MOGADISHU, SOMALIA — Even in a country that has endured so much suffering, few images could more tragically convey the senseless violence gripping Somalia today than the expressionless stare of a 5-year-old boy named Omar.
As he slept next to his mother one recent morning, a stray bullet from a nearby gun battle struck him in the back of the head. He made no movement or sound, so his family members didn't even notice at first. Later they saw blood oozing from a small hole in his head and thought it was a snakebite.
But an X-ray of his tiny skull revealed the terrible trajectory of the inch-long bullet: how it entered on the left, tore through his brain and wedged behind the right eye.
It's a miracle that Omar Osman Ali survived, doctors say. Recovering from surgery to remove the bullet and his right eye, he lies quietly on a thin mattress on the ground in a makeshift African Union hospital tent.
Doctors don't know the extent of brain damage because the once-garrulous boy, who loved spaghetti and enjoyed helping his mother with the wash, hasn't spoken since the surgery.
But he's awake, responsive and keenly alert. With his remaining eye, the boy silently watches everything around him: the doctors inspecting the bandages, his grandmother trying to coax a smile, even the body of a 13-year-old girl who died of malaria that morning, lying in the next bed.
Each day, his grandmother, Fatuma Ali, talks to Omar and searches his face for a sign of recognition. He rarely displays emotion. No fear or pain. But sometimes there is a trace of something else behind that stare: anger.
"He never smiles, and he used to laugh so easily before," Ali said. "Now he just watches. Just looks. Who knows what he's thinking."
Children have long been the greatest casualty of Somalia's 18-year civil war. One in five is acutely malnourished. Few attend school. Most spend their lives running from violence, drought and poverty. Boys often become child soldiers, and girls have babies as soon as they reach puberty.
"What kind of life is this for children?" Ali said. "When I was young, there was school. Children could play outside. Today there is nothing for these kids but war. What hope is there for children?"
A third of the beds hold children at this facility, which provides free healthcare to about 2,000 people each month.
"This place is filled with kids," said Florence Mohamed, a Somali nurse at the clinic.
Malaria, tuberculosis, genital excision and fistula were once the primary problems. But as violence in Mogadishu, the capital, has soared to new heights, children are increasingly ensnared in the fighting between government troops and insurgents. Now children are showing up regularly with gunshot and shrapnel wounds, burns and other conflict-related injuries.
"This is a very violent city," said African Union doctor James Kiyengo, a surgeon from Uganda who operated on Omar. "The evidence is all around."
In the next room is Abdi Rahman Sheik Nur. The 7-year-old had been arguing with a young friend on a Mogadishu street last month and had turned away in a huff to march home when he felt a sting in his back.
"I thought my friend threw a rock," he said.

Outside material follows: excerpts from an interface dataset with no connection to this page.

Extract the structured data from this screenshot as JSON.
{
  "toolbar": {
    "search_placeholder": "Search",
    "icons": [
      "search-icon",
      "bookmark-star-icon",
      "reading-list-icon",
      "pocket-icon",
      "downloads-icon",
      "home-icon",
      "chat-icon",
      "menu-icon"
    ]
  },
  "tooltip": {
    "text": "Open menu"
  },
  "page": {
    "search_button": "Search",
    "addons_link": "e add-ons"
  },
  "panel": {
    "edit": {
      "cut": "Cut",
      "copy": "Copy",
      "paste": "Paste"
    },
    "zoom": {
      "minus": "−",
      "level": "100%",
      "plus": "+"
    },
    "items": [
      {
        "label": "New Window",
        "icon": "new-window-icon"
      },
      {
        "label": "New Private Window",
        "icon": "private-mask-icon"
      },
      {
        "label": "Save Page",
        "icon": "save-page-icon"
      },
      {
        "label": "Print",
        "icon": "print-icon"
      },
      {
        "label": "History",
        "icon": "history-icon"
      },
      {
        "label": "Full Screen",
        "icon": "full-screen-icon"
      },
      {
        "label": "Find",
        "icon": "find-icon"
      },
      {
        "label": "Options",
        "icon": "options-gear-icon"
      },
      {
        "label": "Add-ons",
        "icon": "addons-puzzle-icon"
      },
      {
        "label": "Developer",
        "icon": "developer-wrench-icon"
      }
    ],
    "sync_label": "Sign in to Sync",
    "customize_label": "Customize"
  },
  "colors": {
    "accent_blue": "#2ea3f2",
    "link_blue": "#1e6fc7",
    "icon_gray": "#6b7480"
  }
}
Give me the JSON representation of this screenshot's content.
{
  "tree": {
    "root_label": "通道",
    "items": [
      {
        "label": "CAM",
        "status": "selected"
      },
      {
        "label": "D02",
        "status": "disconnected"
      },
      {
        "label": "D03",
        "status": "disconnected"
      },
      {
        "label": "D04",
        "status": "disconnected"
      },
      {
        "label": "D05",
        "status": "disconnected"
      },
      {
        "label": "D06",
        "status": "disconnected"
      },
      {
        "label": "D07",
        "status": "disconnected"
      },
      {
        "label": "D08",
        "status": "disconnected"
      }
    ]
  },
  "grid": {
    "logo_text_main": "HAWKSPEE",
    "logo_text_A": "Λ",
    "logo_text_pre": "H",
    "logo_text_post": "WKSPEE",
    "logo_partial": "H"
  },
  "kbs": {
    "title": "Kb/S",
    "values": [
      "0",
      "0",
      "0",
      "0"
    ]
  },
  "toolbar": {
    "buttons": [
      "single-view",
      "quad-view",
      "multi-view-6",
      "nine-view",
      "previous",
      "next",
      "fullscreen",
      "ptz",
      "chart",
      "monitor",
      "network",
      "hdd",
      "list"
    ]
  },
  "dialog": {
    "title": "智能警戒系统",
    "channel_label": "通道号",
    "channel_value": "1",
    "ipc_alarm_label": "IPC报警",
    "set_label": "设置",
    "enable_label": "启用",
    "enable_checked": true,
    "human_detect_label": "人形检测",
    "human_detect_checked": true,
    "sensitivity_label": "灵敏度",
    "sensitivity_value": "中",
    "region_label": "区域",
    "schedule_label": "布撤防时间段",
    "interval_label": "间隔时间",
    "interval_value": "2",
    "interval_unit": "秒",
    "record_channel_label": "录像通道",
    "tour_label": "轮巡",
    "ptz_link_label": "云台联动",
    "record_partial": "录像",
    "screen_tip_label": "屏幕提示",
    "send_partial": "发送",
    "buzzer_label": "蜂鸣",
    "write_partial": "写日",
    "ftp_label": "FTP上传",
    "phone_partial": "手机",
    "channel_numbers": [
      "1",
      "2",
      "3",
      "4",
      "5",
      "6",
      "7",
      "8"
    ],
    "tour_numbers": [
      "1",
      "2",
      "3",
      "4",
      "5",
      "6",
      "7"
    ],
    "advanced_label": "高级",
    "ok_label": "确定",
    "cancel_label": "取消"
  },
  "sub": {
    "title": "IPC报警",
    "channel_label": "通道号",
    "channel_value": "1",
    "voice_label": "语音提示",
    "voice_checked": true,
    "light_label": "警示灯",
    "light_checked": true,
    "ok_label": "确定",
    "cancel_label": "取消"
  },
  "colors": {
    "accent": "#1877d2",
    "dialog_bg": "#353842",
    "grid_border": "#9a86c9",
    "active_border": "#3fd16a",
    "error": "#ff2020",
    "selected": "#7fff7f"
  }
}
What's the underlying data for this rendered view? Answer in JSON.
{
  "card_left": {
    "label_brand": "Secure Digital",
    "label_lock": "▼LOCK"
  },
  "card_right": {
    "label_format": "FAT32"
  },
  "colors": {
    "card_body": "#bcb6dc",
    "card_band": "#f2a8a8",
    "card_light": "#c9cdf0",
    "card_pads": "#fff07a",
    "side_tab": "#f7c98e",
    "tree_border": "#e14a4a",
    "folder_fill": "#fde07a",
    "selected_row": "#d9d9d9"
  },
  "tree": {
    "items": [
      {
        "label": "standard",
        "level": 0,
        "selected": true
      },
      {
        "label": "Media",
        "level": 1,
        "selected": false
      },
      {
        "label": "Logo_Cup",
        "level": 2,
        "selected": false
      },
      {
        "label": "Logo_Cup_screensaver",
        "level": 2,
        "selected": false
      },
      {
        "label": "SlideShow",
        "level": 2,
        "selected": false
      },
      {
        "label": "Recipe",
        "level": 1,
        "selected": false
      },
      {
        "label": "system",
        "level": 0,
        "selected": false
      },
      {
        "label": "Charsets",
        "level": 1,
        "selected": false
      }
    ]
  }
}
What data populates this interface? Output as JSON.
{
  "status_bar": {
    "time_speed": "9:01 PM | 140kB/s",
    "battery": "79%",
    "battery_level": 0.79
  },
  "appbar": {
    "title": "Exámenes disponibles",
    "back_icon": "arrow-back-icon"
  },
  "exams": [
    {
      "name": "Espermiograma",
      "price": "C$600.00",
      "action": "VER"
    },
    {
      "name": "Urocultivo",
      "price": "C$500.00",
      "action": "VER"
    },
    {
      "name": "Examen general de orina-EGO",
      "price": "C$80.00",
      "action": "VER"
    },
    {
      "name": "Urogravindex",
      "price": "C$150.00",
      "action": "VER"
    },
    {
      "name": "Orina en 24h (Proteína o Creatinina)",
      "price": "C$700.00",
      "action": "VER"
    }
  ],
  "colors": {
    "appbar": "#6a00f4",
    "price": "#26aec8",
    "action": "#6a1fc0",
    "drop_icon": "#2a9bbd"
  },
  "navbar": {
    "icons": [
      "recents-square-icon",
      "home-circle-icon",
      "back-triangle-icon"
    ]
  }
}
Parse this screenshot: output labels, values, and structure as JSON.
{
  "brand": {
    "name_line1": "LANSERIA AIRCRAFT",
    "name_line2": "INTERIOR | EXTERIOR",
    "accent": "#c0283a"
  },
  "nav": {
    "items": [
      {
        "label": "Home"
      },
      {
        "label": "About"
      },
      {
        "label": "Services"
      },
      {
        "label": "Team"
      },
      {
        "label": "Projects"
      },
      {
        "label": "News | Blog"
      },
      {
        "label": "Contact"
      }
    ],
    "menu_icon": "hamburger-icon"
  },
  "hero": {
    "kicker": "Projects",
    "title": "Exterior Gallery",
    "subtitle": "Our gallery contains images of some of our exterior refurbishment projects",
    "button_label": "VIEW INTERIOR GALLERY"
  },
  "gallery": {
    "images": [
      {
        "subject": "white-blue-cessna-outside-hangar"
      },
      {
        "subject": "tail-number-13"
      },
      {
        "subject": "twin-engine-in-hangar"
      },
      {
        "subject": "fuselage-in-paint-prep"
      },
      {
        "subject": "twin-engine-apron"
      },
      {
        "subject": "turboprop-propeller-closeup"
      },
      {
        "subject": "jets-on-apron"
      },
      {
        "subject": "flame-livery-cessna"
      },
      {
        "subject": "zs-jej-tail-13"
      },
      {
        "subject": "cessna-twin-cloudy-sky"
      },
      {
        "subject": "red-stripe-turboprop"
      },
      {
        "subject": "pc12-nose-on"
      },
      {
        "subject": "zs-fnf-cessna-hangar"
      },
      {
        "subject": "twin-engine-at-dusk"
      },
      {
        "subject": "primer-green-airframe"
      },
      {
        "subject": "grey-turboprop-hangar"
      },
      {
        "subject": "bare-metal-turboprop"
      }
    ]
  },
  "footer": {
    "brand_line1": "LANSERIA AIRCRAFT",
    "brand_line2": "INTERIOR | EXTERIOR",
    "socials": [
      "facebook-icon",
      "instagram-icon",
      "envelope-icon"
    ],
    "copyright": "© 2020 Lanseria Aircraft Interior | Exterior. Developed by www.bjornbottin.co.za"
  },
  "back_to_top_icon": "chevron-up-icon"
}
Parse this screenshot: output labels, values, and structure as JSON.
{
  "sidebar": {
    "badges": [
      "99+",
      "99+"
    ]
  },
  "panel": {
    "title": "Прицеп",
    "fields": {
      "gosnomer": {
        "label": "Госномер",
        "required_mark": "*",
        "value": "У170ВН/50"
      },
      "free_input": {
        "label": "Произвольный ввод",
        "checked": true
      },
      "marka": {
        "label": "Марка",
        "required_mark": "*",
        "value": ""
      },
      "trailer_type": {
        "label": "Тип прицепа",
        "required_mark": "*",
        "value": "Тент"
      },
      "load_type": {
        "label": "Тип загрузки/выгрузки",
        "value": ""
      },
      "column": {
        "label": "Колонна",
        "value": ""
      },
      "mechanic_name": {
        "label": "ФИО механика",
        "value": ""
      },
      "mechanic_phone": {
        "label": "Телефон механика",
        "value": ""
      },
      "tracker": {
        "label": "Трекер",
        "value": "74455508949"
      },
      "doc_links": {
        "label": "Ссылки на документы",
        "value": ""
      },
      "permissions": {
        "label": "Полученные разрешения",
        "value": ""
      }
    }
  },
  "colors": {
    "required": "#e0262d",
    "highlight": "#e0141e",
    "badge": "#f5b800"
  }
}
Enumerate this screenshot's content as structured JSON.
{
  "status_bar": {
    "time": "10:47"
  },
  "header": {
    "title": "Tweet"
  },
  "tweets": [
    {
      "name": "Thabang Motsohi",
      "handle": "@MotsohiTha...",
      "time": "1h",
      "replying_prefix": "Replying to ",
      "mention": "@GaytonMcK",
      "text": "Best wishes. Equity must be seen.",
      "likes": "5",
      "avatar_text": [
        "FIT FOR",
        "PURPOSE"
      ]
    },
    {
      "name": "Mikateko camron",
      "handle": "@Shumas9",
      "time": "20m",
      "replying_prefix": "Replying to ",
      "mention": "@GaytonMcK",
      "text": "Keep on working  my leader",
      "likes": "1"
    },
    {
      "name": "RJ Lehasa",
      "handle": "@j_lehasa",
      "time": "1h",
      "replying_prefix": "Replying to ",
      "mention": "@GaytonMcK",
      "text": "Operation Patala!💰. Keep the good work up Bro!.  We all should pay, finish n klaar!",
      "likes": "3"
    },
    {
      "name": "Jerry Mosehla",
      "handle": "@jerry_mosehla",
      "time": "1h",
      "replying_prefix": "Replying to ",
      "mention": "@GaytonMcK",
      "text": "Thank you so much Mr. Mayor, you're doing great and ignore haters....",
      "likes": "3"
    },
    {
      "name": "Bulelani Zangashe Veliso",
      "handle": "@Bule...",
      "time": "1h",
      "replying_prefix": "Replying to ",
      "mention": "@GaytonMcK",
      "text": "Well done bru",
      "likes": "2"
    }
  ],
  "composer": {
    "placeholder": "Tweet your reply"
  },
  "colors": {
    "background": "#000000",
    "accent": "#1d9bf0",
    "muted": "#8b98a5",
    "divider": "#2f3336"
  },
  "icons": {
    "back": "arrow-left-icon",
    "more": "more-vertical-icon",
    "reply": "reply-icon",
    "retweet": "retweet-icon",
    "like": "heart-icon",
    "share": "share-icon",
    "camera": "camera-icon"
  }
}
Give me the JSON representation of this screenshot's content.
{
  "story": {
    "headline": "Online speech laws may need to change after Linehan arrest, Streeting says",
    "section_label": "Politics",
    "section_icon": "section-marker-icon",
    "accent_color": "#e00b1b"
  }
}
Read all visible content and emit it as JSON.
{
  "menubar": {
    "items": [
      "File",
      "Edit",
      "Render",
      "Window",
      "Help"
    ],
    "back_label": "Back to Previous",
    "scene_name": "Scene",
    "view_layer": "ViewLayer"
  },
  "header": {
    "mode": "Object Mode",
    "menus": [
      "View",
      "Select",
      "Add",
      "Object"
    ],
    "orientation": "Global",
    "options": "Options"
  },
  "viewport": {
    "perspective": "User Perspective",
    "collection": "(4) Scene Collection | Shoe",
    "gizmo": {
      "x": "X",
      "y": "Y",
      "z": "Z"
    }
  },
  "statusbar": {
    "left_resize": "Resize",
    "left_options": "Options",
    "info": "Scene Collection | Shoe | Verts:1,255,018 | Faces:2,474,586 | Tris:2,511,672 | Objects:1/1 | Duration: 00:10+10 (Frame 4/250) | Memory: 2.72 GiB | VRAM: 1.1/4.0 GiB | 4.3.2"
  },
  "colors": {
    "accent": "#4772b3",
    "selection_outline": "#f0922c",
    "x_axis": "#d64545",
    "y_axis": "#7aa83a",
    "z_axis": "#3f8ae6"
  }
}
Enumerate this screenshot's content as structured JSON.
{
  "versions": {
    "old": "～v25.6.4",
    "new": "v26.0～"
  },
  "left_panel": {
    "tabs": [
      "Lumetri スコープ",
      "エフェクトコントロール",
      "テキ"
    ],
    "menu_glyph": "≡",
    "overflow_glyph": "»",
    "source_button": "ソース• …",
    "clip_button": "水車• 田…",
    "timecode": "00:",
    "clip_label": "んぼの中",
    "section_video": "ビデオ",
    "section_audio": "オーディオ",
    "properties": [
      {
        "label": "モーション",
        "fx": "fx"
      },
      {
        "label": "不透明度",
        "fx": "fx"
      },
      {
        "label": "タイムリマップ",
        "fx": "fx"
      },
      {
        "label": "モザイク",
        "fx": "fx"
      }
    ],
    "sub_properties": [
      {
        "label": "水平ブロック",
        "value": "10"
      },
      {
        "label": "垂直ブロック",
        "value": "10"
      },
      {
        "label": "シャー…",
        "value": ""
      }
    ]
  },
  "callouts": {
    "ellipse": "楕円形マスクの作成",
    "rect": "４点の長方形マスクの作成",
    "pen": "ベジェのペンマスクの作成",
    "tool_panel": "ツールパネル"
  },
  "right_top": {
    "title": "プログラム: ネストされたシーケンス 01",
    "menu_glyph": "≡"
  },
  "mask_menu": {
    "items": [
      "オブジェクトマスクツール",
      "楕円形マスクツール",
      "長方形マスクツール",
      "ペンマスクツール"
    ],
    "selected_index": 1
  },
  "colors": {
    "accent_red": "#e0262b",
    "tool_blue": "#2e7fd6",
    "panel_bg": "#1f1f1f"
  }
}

But he saw the blood on his stomach and collapsed. A bullet -- no one knows from where -- had struck him in the back.
Lying naked on a blanket with bandages around his midsection, the boy put on a brave face. "It didn't hurt that much," he said in a barely audible whisper.
But the injuries probably will be permanent, doctors say. The bullet pierced his colon. Now waste is escaping from the wound, and they lack the capability to properly treat it.
In a nearby treatment room is Mohamed Abdirahman, 3, whose chest and right arm are encircled by a plaster cast.
"He fell off a step," his mother said sheepishly.
Not true, a doctor later explained, pointing out that he had removed mortar shrapnel from Mohamed's shoulder. "The mother is too frightened to tell the truth," the doctor said.
Surviving nearly two decades of clan-based conflict, warlords and, most recently, Islamic insurgents, Somalis have learned the defensive art of keeping their eyes down and their mouths shut.
Mohamed, however, reminded everyone of the resilience of children. He beamed and laughed, oblivious to the doctor cleaning and re-bandaging the puncture wound. Perched on an examination table, he relished the attention, playfully tossing off his sandals and watching each one drop to the floor.
Outside is a line of patients waiting to see a doctor. The worst off is Abdukhadir Hussein, 4, who lies in agony in his mother's lap. She gently fans his shirtless torso, which is badly burned. Most of the upper layer of skin is gone. He grimaces in pain and cries softly.
His mother, Bint Aweys, said he was playing in the house and knocked over a pot of boiling water. She said her husband disappeared four years ago, leaving her to raise four children alone on the $3 a day she earns hauling goods in Mogadishu's main market.
"It's all I can do to feed them," she said.
But like most parents, she clings to hope that her children will have a brighter future.
"If we can just survive, one day I know their lives will be better," she said. "We just have to get through this."